When you love someone who has an eating disorder, it can be a tricky thing to know how to talk about it in a productive way. Have you ever been taken aback when spoke to a person with an eating disorder and they took it in the wrong way? Have you ever been confused when your genuinely well-meaning comments to a family member or friend just didn’t work? It’s hard to know exactly how to approach the conversation about eating disorders when you don’t have one. It’s hard to relate to what that person is going through or why they are making the eating choices they’re making. However, what IS possible is to gain an understanding of the things that do and don’t work when it comes to having productive conversations with a loved one around this topic. Here are three things our eating disorder residential program recommends that you DON’T say.
1. Why don’t you just eat more?
This is not a question that the person with an eating disorder is going to be able to answer. An eating disorder is a complex and many-layered thing. If it could be solved by “just eating more,” then no one would need treatment. But the fact is, people often do need treatment, counsel, and loving support in order to recover from their eating disorder. It can be a long road, and it can require a lot of patience, persistence, and support. Here at Canopy Cove, we do believe that full recovery is possible from eating disorders.
Better: Ask open-ended questions and make a safe space for your loved one to answer without judgment.
2. Wow, you’re looking so thin!
The last thing you want to do to someone with an eating disorder is to compliment them on the weight-loss achievements they’ve made. This can reinforce the eating disorder and make them more fully entrenched in the eating disorder mindset that they’ve gotten into. Especially when someone has begun to make strides to recognize that they don’t want to have this eating disorder anymore, a comment like this can cause them to have a setback. An unhealthy obsession with thinness is one of the things that contributes to the longevity of an eating disorder, and as a good friend, parent, or loved one, you don’t want to do that. Furthermore, since you never know who might be secretly struggling with an eating disorder, it’s best to simply avoid making compliments oriented around a person’s weight.
Better: Compliment a person on their character, not on their physical appearance.
3. Hey, it looks like you’ve gained weight.
When a person is recovering from an eating disorder, their digestive system can be all mixed up, causing unpredictable weight fluctuations. If someone comments on the fact that the person has gained weight, this can be devastating to them, since they’re probably still struggling to gain a healthy perspective on how much their body should weigh. This comment can be a well-meaning attempt to compliment a person for making progress on moving away from their eating disorder, but it’s almost guaranteed to be counter-productive.
Better: Praise a person for making hard choices and sticking to them.

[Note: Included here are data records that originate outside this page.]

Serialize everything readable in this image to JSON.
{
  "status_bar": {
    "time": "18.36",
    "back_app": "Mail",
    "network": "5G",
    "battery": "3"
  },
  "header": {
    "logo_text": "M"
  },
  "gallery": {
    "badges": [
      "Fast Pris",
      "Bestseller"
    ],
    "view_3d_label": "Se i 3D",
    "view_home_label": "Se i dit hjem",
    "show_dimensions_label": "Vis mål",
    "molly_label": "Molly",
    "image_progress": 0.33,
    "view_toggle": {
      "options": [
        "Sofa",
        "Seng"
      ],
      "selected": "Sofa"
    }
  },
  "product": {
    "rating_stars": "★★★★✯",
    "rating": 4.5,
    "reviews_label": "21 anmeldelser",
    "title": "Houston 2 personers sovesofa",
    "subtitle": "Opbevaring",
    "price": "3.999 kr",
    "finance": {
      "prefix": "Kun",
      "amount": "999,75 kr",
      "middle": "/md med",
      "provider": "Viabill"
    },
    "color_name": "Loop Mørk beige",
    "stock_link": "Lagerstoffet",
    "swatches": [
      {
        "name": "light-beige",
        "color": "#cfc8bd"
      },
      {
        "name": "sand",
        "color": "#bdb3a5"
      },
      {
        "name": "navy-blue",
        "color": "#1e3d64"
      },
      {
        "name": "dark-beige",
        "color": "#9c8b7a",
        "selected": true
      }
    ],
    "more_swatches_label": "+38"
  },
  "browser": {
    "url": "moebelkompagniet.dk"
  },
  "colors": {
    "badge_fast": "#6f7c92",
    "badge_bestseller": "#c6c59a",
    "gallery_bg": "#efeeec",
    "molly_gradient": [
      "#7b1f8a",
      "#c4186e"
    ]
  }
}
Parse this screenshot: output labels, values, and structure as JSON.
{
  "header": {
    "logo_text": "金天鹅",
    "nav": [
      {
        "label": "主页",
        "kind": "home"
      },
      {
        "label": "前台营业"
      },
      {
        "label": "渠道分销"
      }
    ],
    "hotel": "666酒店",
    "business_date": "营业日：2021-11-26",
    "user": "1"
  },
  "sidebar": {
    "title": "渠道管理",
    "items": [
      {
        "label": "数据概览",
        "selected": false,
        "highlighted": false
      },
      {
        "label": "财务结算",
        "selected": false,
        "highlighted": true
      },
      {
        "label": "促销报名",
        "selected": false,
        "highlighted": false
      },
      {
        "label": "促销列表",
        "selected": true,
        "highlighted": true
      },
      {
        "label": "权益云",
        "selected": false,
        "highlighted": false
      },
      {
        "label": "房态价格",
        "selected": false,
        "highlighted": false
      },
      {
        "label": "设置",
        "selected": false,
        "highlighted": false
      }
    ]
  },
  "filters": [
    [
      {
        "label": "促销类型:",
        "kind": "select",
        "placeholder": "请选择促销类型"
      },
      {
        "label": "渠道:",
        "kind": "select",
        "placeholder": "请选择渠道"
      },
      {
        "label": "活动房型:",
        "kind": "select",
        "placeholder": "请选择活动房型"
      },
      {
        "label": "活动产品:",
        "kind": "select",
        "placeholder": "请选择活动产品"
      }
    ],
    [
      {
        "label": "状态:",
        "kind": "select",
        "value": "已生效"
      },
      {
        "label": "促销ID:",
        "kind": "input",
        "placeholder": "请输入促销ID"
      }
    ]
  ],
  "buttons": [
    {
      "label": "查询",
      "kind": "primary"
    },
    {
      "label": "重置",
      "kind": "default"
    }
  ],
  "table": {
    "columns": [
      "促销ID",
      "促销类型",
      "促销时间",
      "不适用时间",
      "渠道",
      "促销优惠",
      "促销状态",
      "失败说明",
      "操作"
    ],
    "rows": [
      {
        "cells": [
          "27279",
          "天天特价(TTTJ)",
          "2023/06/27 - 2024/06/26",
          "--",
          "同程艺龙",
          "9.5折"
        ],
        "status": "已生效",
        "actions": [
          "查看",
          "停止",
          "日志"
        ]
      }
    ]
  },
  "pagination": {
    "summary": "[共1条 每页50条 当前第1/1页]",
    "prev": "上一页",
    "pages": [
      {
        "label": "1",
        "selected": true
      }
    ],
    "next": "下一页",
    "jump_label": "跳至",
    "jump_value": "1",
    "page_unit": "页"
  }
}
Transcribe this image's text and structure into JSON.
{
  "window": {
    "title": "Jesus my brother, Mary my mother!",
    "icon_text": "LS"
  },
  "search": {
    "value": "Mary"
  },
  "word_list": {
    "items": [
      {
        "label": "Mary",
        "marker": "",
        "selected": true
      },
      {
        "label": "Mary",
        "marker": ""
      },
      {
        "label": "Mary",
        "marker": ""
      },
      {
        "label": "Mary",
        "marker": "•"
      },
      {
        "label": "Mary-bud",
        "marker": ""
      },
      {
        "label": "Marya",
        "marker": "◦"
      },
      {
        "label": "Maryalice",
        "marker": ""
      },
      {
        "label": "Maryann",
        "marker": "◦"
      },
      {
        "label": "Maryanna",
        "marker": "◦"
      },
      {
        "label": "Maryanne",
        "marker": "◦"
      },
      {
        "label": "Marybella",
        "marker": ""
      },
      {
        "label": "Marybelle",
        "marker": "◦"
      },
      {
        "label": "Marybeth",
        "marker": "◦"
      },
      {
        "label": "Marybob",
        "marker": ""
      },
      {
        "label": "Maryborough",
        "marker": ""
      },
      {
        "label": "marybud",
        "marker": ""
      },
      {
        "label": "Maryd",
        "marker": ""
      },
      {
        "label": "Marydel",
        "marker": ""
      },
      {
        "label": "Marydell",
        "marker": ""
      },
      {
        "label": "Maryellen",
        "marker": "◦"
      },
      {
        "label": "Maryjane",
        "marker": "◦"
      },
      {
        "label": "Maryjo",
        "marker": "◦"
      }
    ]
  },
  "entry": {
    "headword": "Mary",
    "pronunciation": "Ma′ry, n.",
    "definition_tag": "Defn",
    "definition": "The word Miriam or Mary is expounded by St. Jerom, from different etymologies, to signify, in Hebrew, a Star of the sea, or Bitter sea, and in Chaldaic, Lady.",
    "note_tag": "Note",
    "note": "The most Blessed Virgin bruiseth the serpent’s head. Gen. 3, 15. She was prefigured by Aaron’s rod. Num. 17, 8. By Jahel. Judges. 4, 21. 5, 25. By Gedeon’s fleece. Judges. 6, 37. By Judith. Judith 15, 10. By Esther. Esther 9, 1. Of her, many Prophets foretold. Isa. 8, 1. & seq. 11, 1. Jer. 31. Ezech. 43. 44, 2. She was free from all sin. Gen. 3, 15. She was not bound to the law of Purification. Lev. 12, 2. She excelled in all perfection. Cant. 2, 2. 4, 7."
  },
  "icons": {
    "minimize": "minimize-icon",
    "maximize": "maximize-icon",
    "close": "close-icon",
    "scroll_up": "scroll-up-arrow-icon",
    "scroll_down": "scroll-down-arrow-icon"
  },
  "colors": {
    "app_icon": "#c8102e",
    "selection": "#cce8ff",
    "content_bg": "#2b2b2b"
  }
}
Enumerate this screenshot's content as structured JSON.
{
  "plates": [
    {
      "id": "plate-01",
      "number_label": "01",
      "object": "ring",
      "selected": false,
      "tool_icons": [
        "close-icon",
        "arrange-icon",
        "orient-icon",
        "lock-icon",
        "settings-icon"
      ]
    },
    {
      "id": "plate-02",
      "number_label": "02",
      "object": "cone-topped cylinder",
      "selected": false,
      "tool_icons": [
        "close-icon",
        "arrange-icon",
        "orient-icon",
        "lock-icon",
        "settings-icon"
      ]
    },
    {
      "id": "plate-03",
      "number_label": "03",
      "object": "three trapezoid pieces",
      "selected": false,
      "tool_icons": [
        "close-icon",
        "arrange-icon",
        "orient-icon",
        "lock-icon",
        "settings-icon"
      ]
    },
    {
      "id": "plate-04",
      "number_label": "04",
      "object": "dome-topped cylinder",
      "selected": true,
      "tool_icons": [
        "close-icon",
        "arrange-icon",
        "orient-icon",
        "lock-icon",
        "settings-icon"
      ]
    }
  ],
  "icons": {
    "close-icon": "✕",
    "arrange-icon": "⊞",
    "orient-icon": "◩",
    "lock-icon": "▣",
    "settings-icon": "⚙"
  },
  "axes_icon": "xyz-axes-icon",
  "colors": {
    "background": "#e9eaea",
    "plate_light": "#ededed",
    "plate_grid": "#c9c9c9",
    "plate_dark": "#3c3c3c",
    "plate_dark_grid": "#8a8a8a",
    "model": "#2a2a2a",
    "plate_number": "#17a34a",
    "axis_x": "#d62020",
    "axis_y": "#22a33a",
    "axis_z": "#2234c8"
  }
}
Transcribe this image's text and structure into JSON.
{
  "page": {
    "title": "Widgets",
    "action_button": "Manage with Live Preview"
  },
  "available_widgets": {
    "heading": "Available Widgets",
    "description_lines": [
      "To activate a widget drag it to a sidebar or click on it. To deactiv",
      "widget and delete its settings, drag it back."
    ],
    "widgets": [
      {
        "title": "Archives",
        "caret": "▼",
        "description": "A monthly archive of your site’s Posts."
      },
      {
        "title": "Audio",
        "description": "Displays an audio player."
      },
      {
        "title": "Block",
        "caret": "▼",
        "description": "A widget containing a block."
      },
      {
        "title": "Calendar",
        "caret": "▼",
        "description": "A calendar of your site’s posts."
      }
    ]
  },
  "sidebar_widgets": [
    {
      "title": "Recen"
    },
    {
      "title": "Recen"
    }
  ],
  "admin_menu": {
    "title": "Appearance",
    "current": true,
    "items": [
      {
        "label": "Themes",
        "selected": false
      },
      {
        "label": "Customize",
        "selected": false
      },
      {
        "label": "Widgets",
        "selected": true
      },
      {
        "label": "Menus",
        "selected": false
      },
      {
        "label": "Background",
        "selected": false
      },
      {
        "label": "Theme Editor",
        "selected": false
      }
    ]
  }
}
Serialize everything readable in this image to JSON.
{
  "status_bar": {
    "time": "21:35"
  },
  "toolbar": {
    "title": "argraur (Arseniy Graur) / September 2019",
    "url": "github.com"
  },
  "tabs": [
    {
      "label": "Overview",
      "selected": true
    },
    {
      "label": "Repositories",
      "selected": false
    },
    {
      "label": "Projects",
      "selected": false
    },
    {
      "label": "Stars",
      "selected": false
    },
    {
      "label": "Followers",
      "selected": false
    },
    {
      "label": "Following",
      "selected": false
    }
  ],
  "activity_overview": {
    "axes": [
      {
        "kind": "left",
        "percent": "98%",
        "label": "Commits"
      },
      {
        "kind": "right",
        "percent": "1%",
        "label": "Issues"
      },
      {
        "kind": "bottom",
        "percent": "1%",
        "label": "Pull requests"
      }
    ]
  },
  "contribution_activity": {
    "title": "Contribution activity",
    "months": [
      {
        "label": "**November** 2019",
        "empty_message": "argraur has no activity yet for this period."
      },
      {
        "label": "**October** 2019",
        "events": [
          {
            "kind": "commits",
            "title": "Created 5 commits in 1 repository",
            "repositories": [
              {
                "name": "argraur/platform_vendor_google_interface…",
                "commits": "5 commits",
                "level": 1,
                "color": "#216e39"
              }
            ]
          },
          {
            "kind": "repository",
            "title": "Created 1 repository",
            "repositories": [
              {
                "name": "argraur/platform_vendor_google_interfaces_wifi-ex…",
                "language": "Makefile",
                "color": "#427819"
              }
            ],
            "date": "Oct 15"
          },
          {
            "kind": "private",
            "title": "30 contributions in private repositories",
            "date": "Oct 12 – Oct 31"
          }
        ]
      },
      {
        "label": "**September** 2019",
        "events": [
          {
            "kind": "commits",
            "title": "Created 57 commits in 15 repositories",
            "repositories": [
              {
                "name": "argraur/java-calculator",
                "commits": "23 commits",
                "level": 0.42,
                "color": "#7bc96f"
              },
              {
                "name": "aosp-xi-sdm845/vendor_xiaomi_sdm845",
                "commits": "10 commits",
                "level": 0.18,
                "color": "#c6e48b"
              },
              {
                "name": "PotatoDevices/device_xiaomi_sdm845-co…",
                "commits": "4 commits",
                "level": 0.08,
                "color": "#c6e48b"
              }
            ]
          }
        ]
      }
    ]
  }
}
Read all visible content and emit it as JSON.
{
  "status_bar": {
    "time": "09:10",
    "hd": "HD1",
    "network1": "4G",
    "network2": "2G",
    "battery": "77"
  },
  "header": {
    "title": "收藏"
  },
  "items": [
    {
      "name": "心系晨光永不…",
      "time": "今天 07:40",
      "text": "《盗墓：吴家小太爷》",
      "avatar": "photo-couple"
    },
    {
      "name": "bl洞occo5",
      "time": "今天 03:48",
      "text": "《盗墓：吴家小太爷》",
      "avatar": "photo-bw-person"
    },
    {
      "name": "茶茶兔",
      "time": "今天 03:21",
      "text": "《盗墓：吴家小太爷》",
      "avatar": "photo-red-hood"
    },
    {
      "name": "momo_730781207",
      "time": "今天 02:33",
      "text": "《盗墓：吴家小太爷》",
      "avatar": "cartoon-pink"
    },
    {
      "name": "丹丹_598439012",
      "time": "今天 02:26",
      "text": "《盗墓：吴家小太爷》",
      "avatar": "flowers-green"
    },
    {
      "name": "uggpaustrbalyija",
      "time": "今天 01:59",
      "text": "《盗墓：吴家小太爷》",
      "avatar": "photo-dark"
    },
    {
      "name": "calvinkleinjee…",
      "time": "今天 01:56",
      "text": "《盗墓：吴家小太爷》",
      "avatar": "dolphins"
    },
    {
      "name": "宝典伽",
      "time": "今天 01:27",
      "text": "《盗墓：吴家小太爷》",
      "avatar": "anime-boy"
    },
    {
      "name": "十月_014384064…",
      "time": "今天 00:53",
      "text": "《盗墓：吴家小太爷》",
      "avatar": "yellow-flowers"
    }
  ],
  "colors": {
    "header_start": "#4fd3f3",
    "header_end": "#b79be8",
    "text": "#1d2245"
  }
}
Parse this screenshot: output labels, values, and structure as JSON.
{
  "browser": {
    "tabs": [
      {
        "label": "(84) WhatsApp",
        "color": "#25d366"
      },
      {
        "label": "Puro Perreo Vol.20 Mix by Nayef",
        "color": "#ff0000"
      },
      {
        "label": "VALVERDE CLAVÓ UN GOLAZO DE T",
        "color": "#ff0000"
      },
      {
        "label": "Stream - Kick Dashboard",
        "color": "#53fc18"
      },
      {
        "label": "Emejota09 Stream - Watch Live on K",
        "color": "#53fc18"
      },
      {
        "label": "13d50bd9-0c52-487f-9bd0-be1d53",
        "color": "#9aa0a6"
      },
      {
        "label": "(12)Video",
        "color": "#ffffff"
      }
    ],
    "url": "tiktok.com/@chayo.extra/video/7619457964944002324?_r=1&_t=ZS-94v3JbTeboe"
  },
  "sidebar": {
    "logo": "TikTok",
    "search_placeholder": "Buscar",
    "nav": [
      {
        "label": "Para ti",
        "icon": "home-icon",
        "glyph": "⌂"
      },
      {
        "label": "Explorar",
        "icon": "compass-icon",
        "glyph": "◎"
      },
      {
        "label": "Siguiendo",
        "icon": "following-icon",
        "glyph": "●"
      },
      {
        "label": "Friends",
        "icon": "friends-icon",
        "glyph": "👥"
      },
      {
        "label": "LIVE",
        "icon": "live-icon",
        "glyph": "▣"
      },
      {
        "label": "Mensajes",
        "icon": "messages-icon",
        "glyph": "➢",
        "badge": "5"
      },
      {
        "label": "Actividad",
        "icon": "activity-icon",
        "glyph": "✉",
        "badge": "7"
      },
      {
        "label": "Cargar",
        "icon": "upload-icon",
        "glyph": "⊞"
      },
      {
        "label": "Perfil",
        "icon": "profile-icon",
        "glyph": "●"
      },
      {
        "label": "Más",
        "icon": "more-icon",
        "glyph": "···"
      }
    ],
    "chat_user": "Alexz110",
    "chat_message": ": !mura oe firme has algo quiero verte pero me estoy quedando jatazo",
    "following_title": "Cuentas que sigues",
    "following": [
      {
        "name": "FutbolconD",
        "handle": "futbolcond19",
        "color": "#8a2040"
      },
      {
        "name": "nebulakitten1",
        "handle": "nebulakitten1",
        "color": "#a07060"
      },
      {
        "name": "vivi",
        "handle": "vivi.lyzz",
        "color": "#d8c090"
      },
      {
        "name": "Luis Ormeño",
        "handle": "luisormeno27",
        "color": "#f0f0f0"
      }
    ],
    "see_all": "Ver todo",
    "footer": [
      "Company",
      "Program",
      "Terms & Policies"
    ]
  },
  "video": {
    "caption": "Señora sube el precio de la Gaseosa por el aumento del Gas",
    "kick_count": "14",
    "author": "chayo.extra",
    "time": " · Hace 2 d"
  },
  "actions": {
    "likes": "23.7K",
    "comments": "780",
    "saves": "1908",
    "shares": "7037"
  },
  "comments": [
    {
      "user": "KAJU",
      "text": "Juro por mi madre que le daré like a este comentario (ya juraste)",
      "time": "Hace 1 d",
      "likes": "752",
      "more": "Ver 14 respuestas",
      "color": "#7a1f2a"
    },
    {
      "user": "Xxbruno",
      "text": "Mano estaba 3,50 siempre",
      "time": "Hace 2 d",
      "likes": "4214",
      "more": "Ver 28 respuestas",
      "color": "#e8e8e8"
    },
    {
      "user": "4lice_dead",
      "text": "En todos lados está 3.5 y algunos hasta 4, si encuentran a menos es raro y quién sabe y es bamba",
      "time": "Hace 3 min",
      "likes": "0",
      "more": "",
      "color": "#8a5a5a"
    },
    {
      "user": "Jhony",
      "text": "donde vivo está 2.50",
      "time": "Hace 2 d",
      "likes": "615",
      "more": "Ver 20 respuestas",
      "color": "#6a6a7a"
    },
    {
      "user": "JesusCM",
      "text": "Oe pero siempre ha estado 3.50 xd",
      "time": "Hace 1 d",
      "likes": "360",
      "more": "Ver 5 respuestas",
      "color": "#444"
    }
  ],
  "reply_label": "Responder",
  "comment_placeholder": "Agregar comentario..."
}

We hope this has been helpful. If you have a friend or a family member who needs treatment for an eating disorder, Canopy Cove is the place to go! Find out more about our program when you contact us online or call (888) 245-6555.